[[ RECORDS PROVIDED, beginning ]]

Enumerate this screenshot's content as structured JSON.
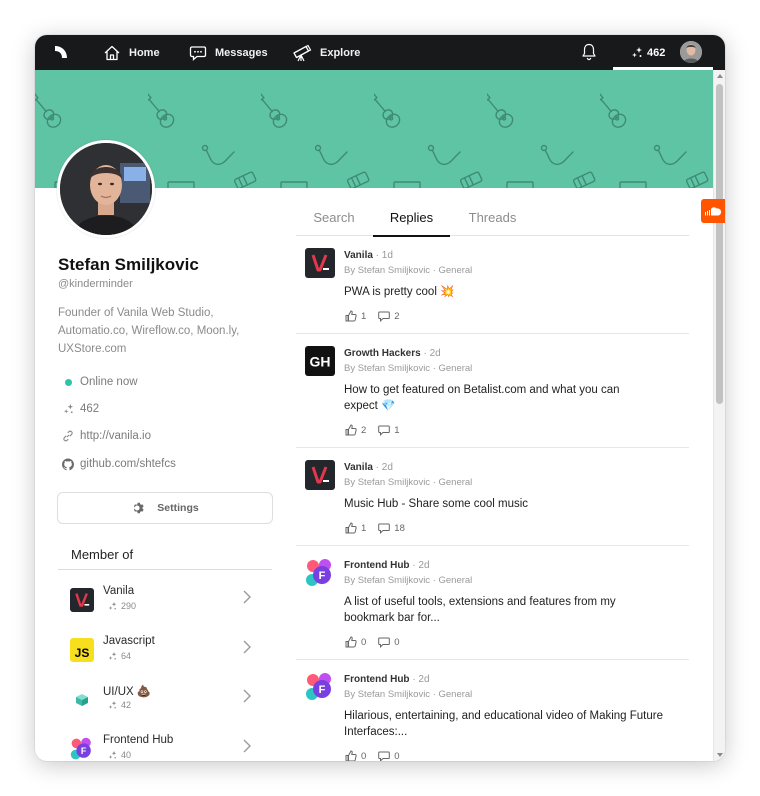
{
  "nav": {
    "home": "Home",
    "messages": "Messages",
    "explore": "Explore",
    "points": "462"
  },
  "profile": {
    "name": "Stefan Smiljkovic",
    "handle": "@kinderminder",
    "bio": "Founder of Vanila Web Studio, Automatio.co, Wireflow.co, Moon.ly, UXStore.com",
    "status": "Online now",
    "points": "462",
    "website": "http://vanila.io",
    "github": "github.com/shtefcs",
    "settings_label": "Settings",
    "member_of_title": "Member of"
  },
  "groups": [
    {
      "name": "Vanila",
      "points": "290",
      "icon": "vanila-logo"
    },
    {
      "name": "Javascript",
      "points": "64",
      "icon": "js-logo"
    },
    {
      "name": "UI/UX 💩",
      "points": "42",
      "icon": "uiux-logo"
    },
    {
      "name": "Frontend Hub",
      "points": "40",
      "icon": "frontend-hub-logo"
    }
  ],
  "tabs": [
    "Search",
    "Replies",
    "Threads"
  ],
  "active_tab": "Replies",
  "posts": [
    {
      "group": "Vanila",
      "time": " · 1d",
      "by": "By Stefan Smiljkovic · General",
      "text": "PWA is pretty cool 💥",
      "likes": "1",
      "comments": "2",
      "icon": "vanila-logo"
    },
    {
      "group": "Growth Hackers",
      "time": " · 2d",
      "by": "By Stefan Smiljkovic · General",
      "text": "How to get featured on Betalist.com and what you can expect 💎",
      "likes": "2",
      "comments": "1",
      "icon": "gh-logo"
    },
    {
      "group": "Vanila",
      "time": " · 2d",
      "by": "By Stefan Smiljkovic · General",
      "text": "Music Hub - Share some cool music",
      "likes": "1",
      "comments": "18",
      "icon": "vanila-logo"
    },
    {
      "group": "Frontend Hub",
      "time": " · 2d",
      "by": "By Stefan Smiljkovic · General",
      "text": "A list of useful tools, extensions and features from my bookmark bar for...",
      "likes": "0",
      "comments": "0",
      "icon": "frontend-hub-logo"
    },
    {
      "group": "Frontend Hub",
      "time": " · 2d",
      "by": "By Stefan Smiljkovic · General",
      "text": "Hilarious, entertaining, and educational video of Making Future Interfaces:...",
      "likes": "0",
      "comments": "0",
      "icon": "frontend-hub-logo"
    }
  ],
  "colors": {
    "nav_bg": "#18191b",
    "banner": "#5fc4a3",
    "online": "#2ec4a8",
    "soundcloud": "#ff5500"
  }
}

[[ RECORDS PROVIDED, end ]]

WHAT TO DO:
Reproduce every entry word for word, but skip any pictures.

TASK SOLUTION:
Enumerate this screenshot's content as structured JSON.
{
  "nav": {
    "home": "Home",
    "messages": "Messages",
    "explore": "Explore",
    "points": "462"
  },
  "profile": {
    "name": "Stefan Smiljkovic",
    "handle": "@kinderminder",
    "bio": "Founder of Vanila Web Studio, Automatio.co, Wireflow.co, Moon.ly, UXStore.com",
    "status": "Online now",
    "points": "462",
    "website": "http://vanila.io",
    "github": "github.com/shtefcs",
    "settings_label": "Settings",
    "member_of_title": "Member of"
  },
  "groups": [
    {
      "name": "Vanila",
      "points": "290",
      "icon": "vanila-logo"
    },
    {
      "name": "Javascript",
      "points": "64",
      "icon": "js-logo"
    },
    {
      "name": "UI/UX 💩",
      "points": "42",
      "icon": "uiux-logo"
    },
    {
      "name": "Frontend Hub",
      "points": "40",
      "icon": "frontend-hub-logo"
    }
  ],
  "tabs": [
    "Search",
    "Replies",
    "Threads"
  ],
  "active_tab": "Replies",
  "posts": [
    {
      "group": "Vanila",
      "time": " · 1d",
      "by": "By Stefan Smiljkovic · General",
      "text": "PWA is pretty cool 💥",
      "likes": "1",
      "comments": "2",
      "icon": "vanila-logo"
    },
    {
      "group": "Growth Hackers",
      "time": " · 2d",
      "by": "By Stefan Smiljkovic · General",
      "text": "How to get featured on Betalist.com and what you can expect 💎",
      "likes": "2",
      "comments": "1",
      "icon": "gh-logo"
    },
    {
      "group": "Vanila",
      "time": " · 2d",
      "by": "By Stefan Smiljkovic · General",
      "text": "Music Hub - Share some cool music",
      "likes": "1",
      "comments": "18",
      "icon": "vanila-logo"
    },
    {
      "group": "Frontend Hub",
      "time": " · 2d",
      "by": "By Stefan Smiljkovic · General",
      "text": "A list of useful tools, extensions and features from my bookmark bar for...",
      "likes": "0",
      "comments": "0",
      "icon": "frontend-hub-logo"
    },
    {
      "group": "Frontend Hub",
      "time": " · 2d",
      "by": "By Stefan Smiljkovic · General",
      "text": "Hilarious, entertaining, and educational video of Making Future Interfaces:...",
      "likes": "0",
      "comments": "0",
      "icon": "frontend-hub-logo"
    }
  ],
  "colors": {
    "nav_bg": "#18191b",
    "banner": "#5fc4a3",
    "online": "#2ec4a8",
    "soundcloud": "#ff5500"
  }
}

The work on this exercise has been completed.